→ **TASK INSTRUCTIONS**
Using the entries that follow, count the lines containing the word "商品编号" and give that number by itself.

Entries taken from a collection

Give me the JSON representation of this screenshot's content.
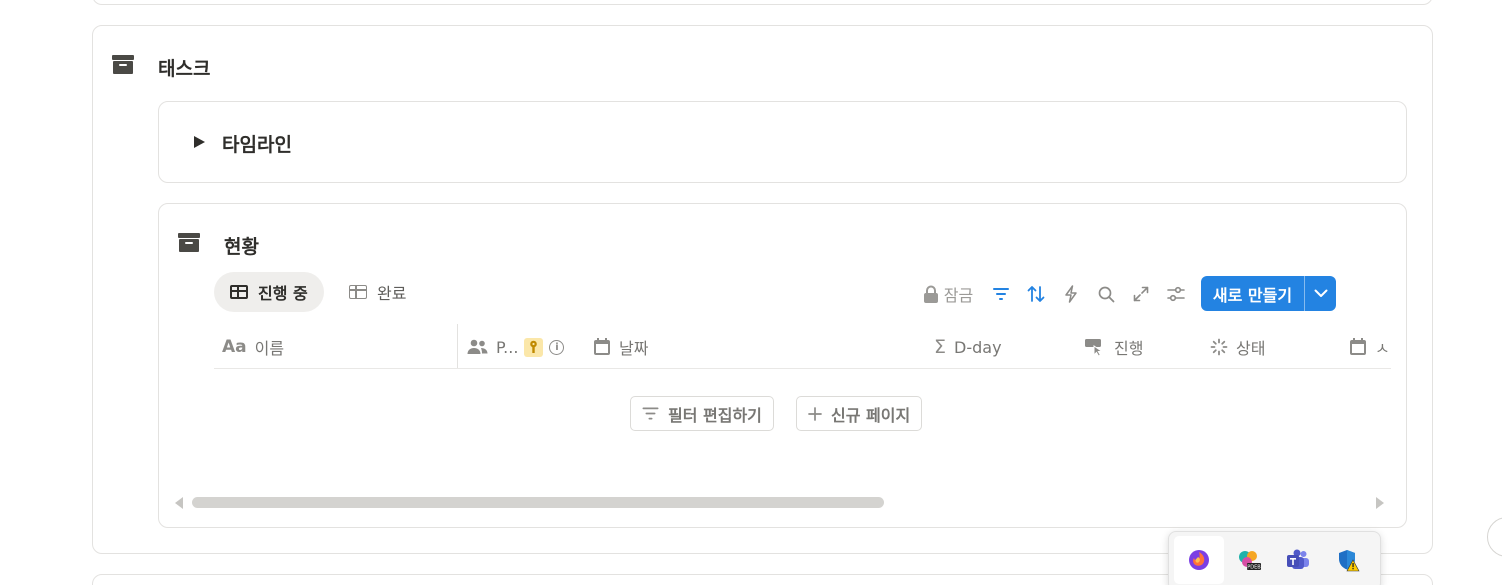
{
  "page": {
    "section_title": "태스크"
  },
  "timeline": {
    "title": "타임라인"
  },
  "status": {
    "title": "현황",
    "tabs": [
      {
        "label": "진행 중",
        "active": true
      },
      {
        "label": "완료",
        "active": false
      }
    ],
    "toolbar": {
      "lock_label": "잠금",
      "icons": [
        "filter-icon",
        "sort-icon",
        "automation-icon",
        "search-icon",
        "expand-icon",
        "settings-icon"
      ],
      "new_button_label": "새로 만들기",
      "accent": "#2383e2"
    },
    "columns": [
      {
        "icon": "text-icon",
        "label": "이름",
        "glyph": "Aa"
      },
      {
        "icon": "people-icon",
        "label": "P..."
      },
      {
        "icon": "calendar-icon",
        "label": "날짜"
      },
      {
        "icon": "formula-icon",
        "label": "D-day",
        "glyph": "Σ"
      },
      {
        "icon": "rollup-icon",
        "label": "진행"
      },
      {
        "icon": "status-icon",
        "label": "상태"
      },
      {
        "icon": "calendar-icon",
        "label": "ㅅ"
      }
    ],
    "empty_actions": {
      "edit_filter": "필터 편집하기",
      "new_page": "신규 페이지"
    }
  },
  "tray": {
    "apps": [
      "firefox-icon",
      "screenshot-tool-icon",
      "teams-icon",
      "security-warning-icon"
    ],
    "badge_text": "PDEB"
  }
}
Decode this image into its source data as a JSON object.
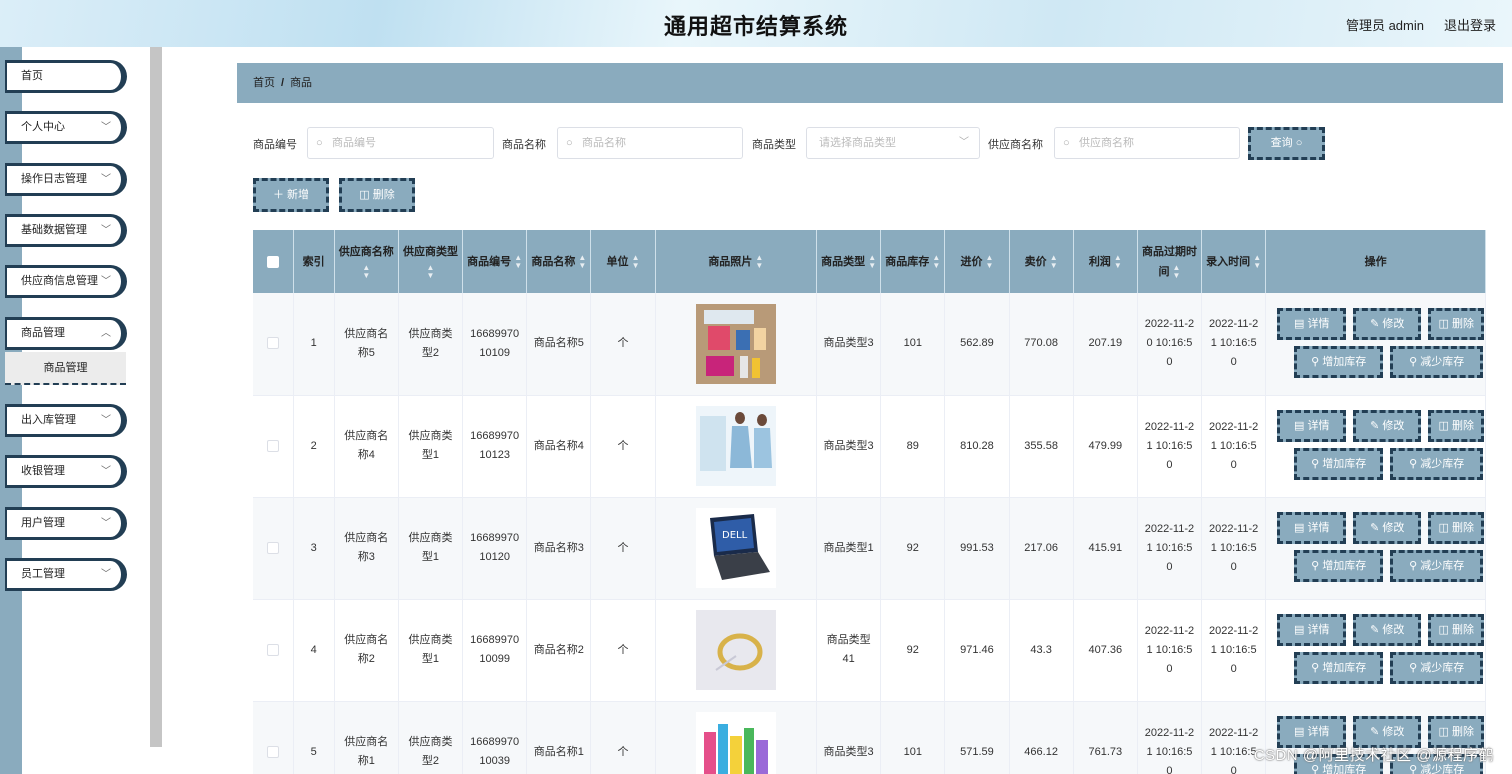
{
  "header": {
    "title": "通用超市结算系统",
    "user": "管理员 admin",
    "logout": "退出登录"
  },
  "sidebar": {
    "items": [
      {
        "label": "首页",
        "chevron": false
      },
      {
        "label": "个人中心",
        "chevron": true
      },
      {
        "label": "操作日志管理",
        "chevron": true
      },
      {
        "label": "基础数据管理",
        "chevron": true
      },
      {
        "label": "供应商信息管理",
        "chevron": true
      },
      {
        "label": "商品管理",
        "chevron": true
      },
      {
        "label": "出入库管理",
        "chevron": true
      },
      {
        "label": "收银管理",
        "chevron": true
      },
      {
        "label": "用户管理",
        "chevron": true
      },
      {
        "label": "员工管理",
        "chevron": true
      }
    ],
    "sub_item": "商品管理"
  },
  "breadcrumb": {
    "home": "首页",
    "sep": "/",
    "current": "商品"
  },
  "search": {
    "code_label": "商品编号",
    "code_placeholder": "商品编号",
    "name_label": "商品名称",
    "name_placeholder": "商品名称",
    "type_label": "商品类型",
    "type_placeholder": "请选择商品类型",
    "supplier_label": "供应商名称",
    "supplier_placeholder": "供应商名称",
    "query_label": "查询"
  },
  "actions": {
    "add_label": "新增",
    "delete_label": "删除"
  },
  "table": {
    "headers": {
      "index": "索引",
      "supplier": "供应商名称",
      "supplier_type": "供应商类型",
      "code": "商品编号",
      "name": "商品名称",
      "unit": "单位",
      "photo": "商品照片",
      "type": "商品类型",
      "stock": "商品库存",
      "cost": "进价",
      "price": "卖价",
      "profit": "利润",
      "expire": "商品过期时间",
      "entry": "录入时间",
      "ops": "操作"
    },
    "op_labels": {
      "detail": "详情",
      "edit": "修改",
      "delete": "删除",
      "add_stock": "增加库存",
      "reduce_stock": "减少库存"
    },
    "rows": [
      {
        "index": "1",
        "supplier": "供应商名称5",
        "supplier_type": "供应商类型2",
        "code": "1668997010109",
        "name": "商品名称5",
        "unit": "个",
        "type": "商品类型3",
        "stock": "101",
        "cost": "562.89",
        "price": "770.08",
        "profit": "207.19",
        "expire": "2022-11-20 10:16:50",
        "entry": "2022-11-21 10:16:50"
      },
      {
        "index": "2",
        "supplier": "供应商名称4",
        "supplier_type": "供应商类型1",
        "code": "1668997010123",
        "name": "商品名称4",
        "unit": "个",
        "type": "商品类型3",
        "stock": "89",
        "cost": "810.28",
        "price": "355.58",
        "profit": "479.99",
        "expire": "2022-11-21 10:16:50",
        "entry": "2022-11-21 10:16:50"
      },
      {
        "index": "3",
        "supplier": "供应商名称3",
        "supplier_type": "供应商类型1",
        "code": "1668997010120",
        "name": "商品名称3",
        "unit": "个",
        "type": "商品类型1",
        "stock": "92",
        "cost": "991.53",
        "price": "217.06",
        "profit": "415.91",
        "expire": "2022-11-21 10:16:50",
        "entry": "2022-11-21 10:16:50"
      },
      {
        "index": "4",
        "supplier": "供应商名称2",
        "supplier_type": "供应商类型1",
        "code": "1668997010099",
        "name": "商品名称2",
        "unit": "个",
        "type": "商品类型41",
        "stock": "92",
        "cost": "971.46",
        "price": "43.3",
        "profit": "407.36",
        "expire": "2022-11-21 10:16:50",
        "entry": "2022-11-21 10:16:50"
      },
      {
        "index": "5",
        "supplier": "供应商名称1",
        "supplier_type": "供应商类型2",
        "code": "1668997010039",
        "name": "商品名称1",
        "unit": "个",
        "type": "商品类型3",
        "stock": "101",
        "cost": "571.59",
        "price": "466.12",
        "profit": "761.73",
        "expire": "2022-11-21 10:16:50",
        "entry": "2022-11-21 10:16:50"
      }
    ]
  },
  "watermark": "CSDN @阿里技术社区 @源程序鹤",
  "colors": {
    "accent": "#8aabbe",
    "border_dark": "#223e54"
  }
}
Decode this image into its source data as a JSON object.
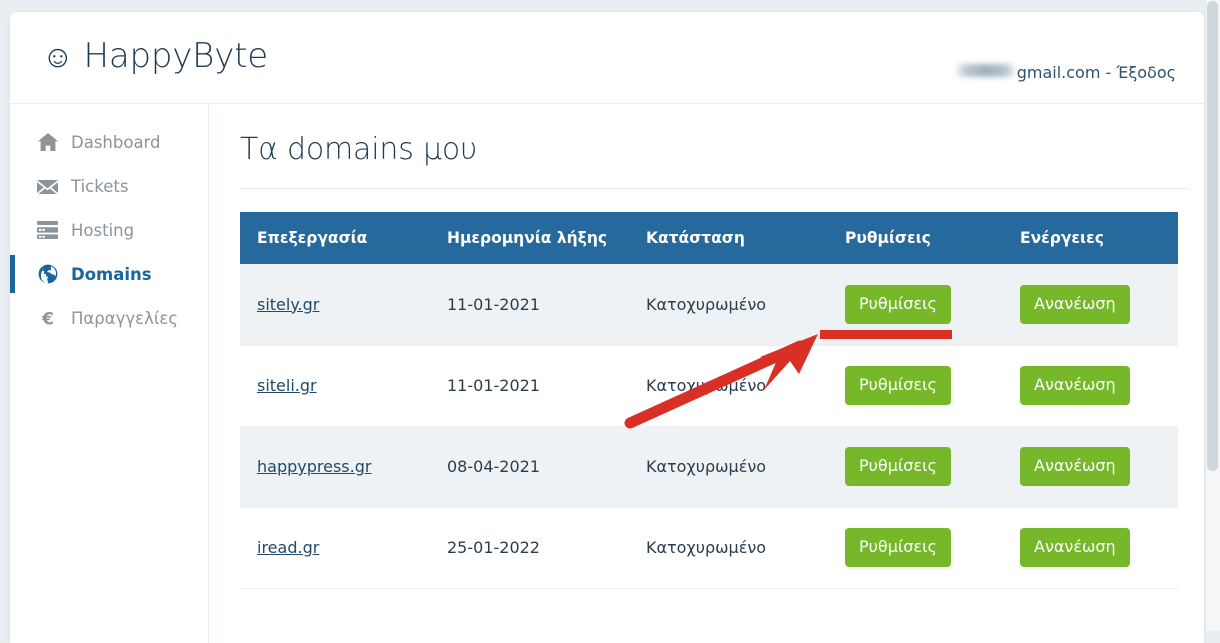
{
  "header": {
    "brand_smiley": "☺",
    "brand_name": "HappyByte",
    "brand_icon_name": "smiley-face-icon",
    "account_text": "gmail.com - Έξοδος",
    "account_redacted": true
  },
  "sidebar": {
    "items": [
      {
        "label": "Dashboard",
        "icon": "home-icon",
        "active": false
      },
      {
        "label": "Tickets",
        "icon": "envelope-icon",
        "active": false
      },
      {
        "label": "Hosting",
        "icon": "server-icon",
        "active": false
      },
      {
        "label": "Domains",
        "icon": "globe-icon",
        "active": true
      },
      {
        "label": "Παραγγελίες",
        "icon": "euro-icon",
        "active": false
      }
    ]
  },
  "main": {
    "page_title": "Τα domains μου",
    "table": {
      "columns": [
        "Επεξεργασία",
        "Ημερομηνία λήξης",
        "Κατάσταση",
        "Ρυθμίσεις",
        "Ενέργειες"
      ],
      "rows": [
        {
          "domain": "sitely.gr",
          "expiry": "11-01-2021",
          "status": "Κατοχυρωμένο",
          "settings_label": "Ρυθμίσεις",
          "action_label": "Ανανέωση",
          "striped": true,
          "highlighted": true
        },
        {
          "domain": "siteli.gr",
          "expiry": "11-01-2021",
          "status": "Κατοχυρωμένο",
          "settings_label": "Ρυθμίσεις",
          "action_label": "Ανανέωση",
          "striped": false,
          "highlighted": false
        },
        {
          "domain": "happypress.gr",
          "expiry": "08-04-2021",
          "status": "Κατοχυρωμένο",
          "settings_label": "Ρυθμίσεις",
          "action_label": "Ανανέωση",
          "striped": true,
          "highlighted": false
        },
        {
          "domain": "iread.gr",
          "expiry": "25-01-2022",
          "status": "Κατοχυρωμένο",
          "settings_label": "Ρυθμίσεις",
          "action_label": "Ανανέωση",
          "striped": false,
          "highlighted": false
        }
      ]
    }
  },
  "annotation": {
    "type": "red-arrow-with-underline",
    "target": "settings-button-row-1",
    "color": "#d93025"
  },
  "colors": {
    "brand_navy": "#1d3b55",
    "table_header_blue": "#26699c",
    "button_green": "#76b82a",
    "sidebar_text": "#8b949b",
    "active_blue": "#1a659e",
    "page_background": "#e9eef1",
    "stripe": "#eef2f5",
    "annotation_red": "#d93025"
  }
}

→ **RESULT FOR THIS EXERCISE**
3